After 1983, he signed with the promotion team for Frank Sinatra and Neil Diamond. He sang to 7,500 people in a heated tent in Atlantic City. In 1984, he sang for 20,000 fans at Madison Square Garden. His fee for concerts was $100,000 and a percentage of ticket sales.
During the 1980s, he sang only half as many opera performances each year as Domingo. But, Pavarotti made enormous amounts of money. He became a professional painter, which had been his hobby. Prints of his paintings sold for $2,500.
His first marriage came to an end when, in his 60s, he fell for his former personal assistant Nicoletta Mantovani, a woman 35 years younger. Their wedding, in 2003, was celebrated with 600 guests, including Sting, Bono and Donatella Versace.
He began to cancel performances that seemed as if they should have been final appearances and announced that he would retire on his 70th birthday in 2005. His 40 concert performances in 2003 is said to have earned him $35 million. He did a total of 34 Three Tenors concerts around the world between 1990 and 2003. Around 1.3 billion viewers worldwide watched a broadcast of their 1994 performance. The Three Tenors released five studio albums. But, he was in bad health, and after starting his farewell world tour in 2005, Pavarotti discovered he had pancreatic cancer.
After surgery, he announced he would return to the stage. His last performance of a staged opera was at the Met in March 2004. In February 2006, he opened the Winter Olympics in Turin, singing Nessun Dorma from Puccini’s Turandot transposed to an easier key for a tenor of his years. It was his final performance, except that the performance had been pre-recorded weeks earlier. He lip-synched, the orchestra pretended to play as the conductor acted like he was conducting. In all fairness, it would not have been easy for an old, sick man to sing outdoors in the winter in the Alps.
He received an enormous number of awards in his lifetime, including a Kennedy Center Honors in 2001. He also holds two Guinness World Records: one for the most curtain calls (165) for a single event and another for the bestselling classical album for Carreras Domingo Pavarotti in Concert.
For years, Pavarotti hosted Pavarotti & Friends charity concerts in Modena, joined by musicians as diverse as: B.B. King, Andrea Bocelli, Barry White, Jon Bon Jovi, Bono, James Brown, Mariah Carey, Céline Dion, Elton John, Queen, George Michael, Tracy Chapman, The Spice Girls, and Sting to raise money for War Child, a charity for victims of war and civil unrest. After the war in Bosnia, he financed and established the Pavarotti Music Centre in the city of Mostar to offer Bosnia’s artists the opportunity to develop their skills. The city of Sarajevo named him an honorary citizen in 2006.

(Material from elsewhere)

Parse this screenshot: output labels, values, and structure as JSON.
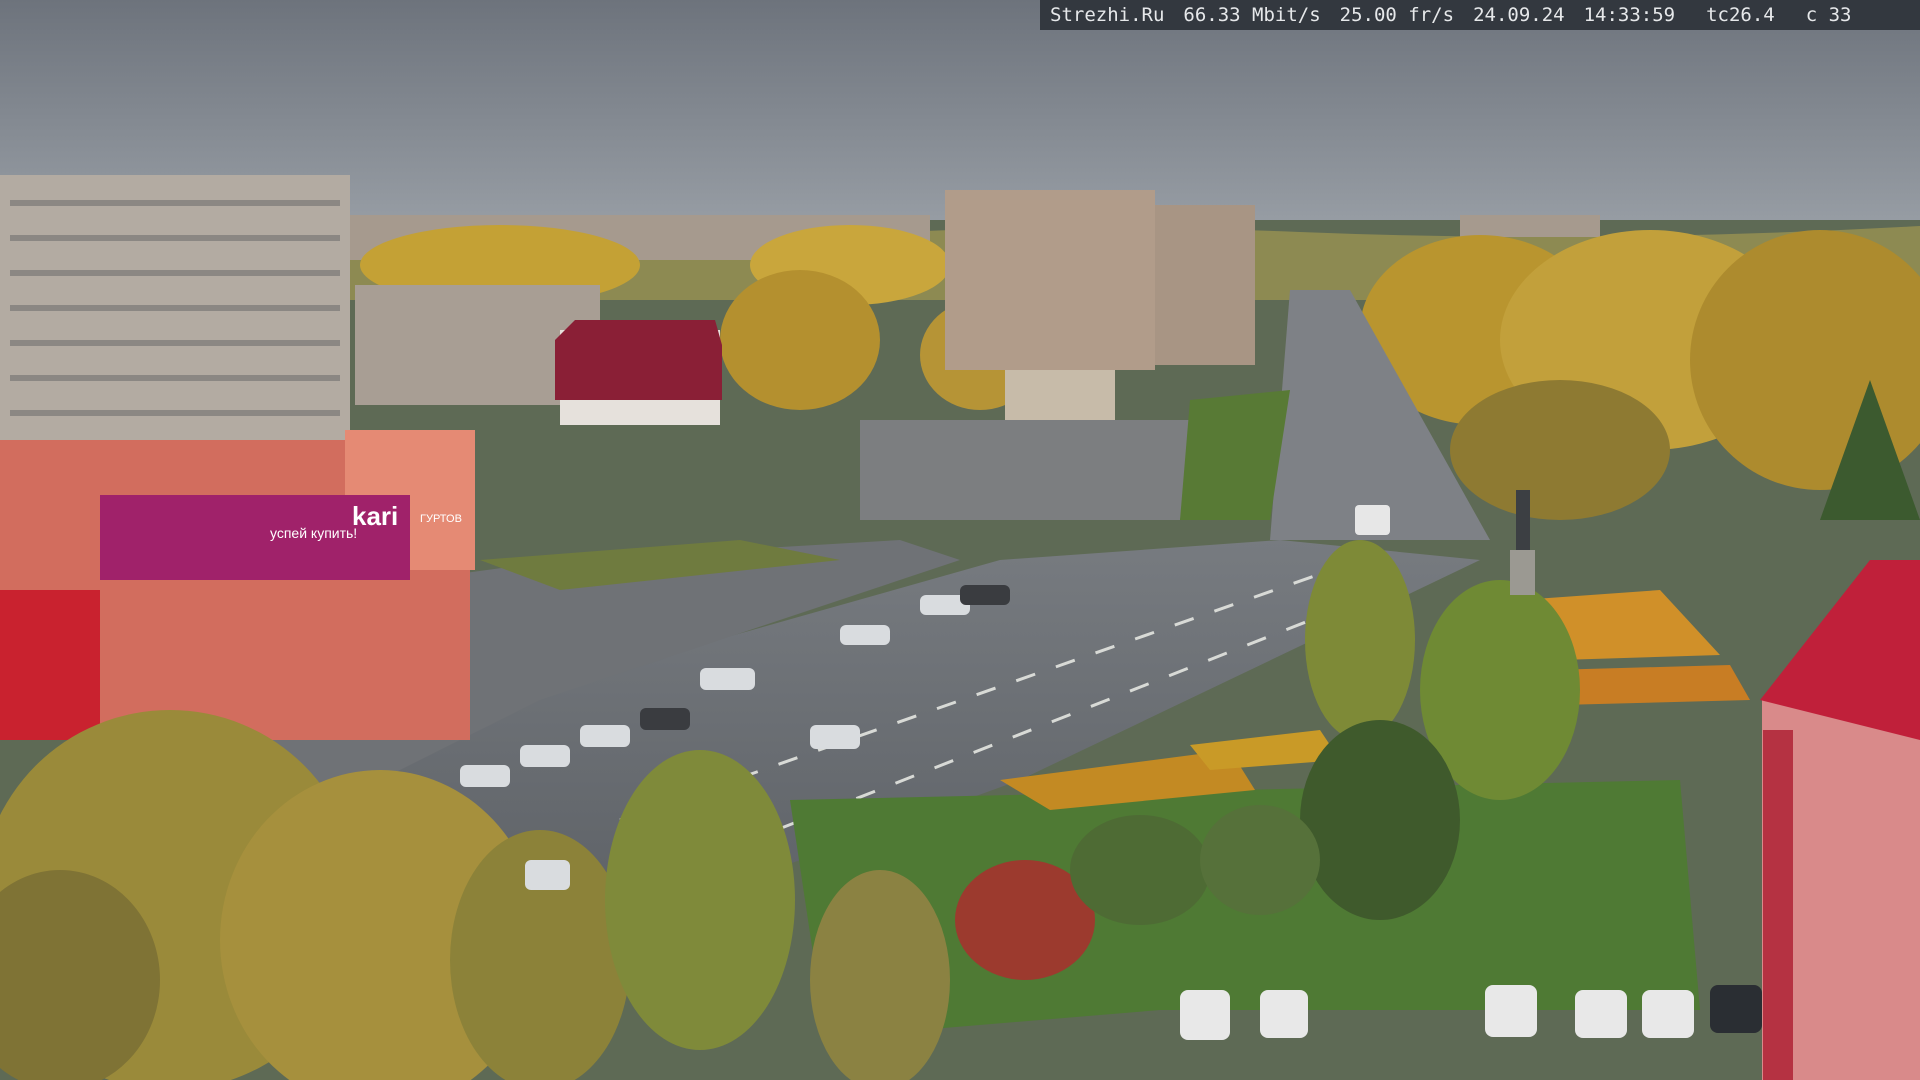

He was a close friend of Diana, Princess of Wales. Together they raised money for the elimination of land mines worldwide. He was invited to sing at her funeral service, but declined, saying he felt he could not sing well “with his grief in his throat”, but he was there at the service.
He was appointed the United Nations Messenger of Peace, using his fame to raise awareness of HIV/AIDS, Human Rights, refugees and world poverty.
In 1999, Pavarotti performed a charity benefit concert in Beirut, to mark Lebanon’s reemergence on the world stage after a brutal 15-year civil war. It was the largest concert held in Beirut, attended by 20,000 people.
He died at his home in Modena in September 2007. Pavarotti’s funeral was held at Modena Cathedral. The Italian Air Force flew overhead, leaving green-white-red smoke trails. The funeral, in its entirety, was broadcast live on CNN.
Pavarotti’s astounding international celebrity made it difficult for him to stop working. He was the most popular artist in the history of the classical recording industry, even more famous than Caruso. Pavarotti possessed a voice of pure gold that matured in strength and depth without losing its ravishing beauty, precision and expressiveness.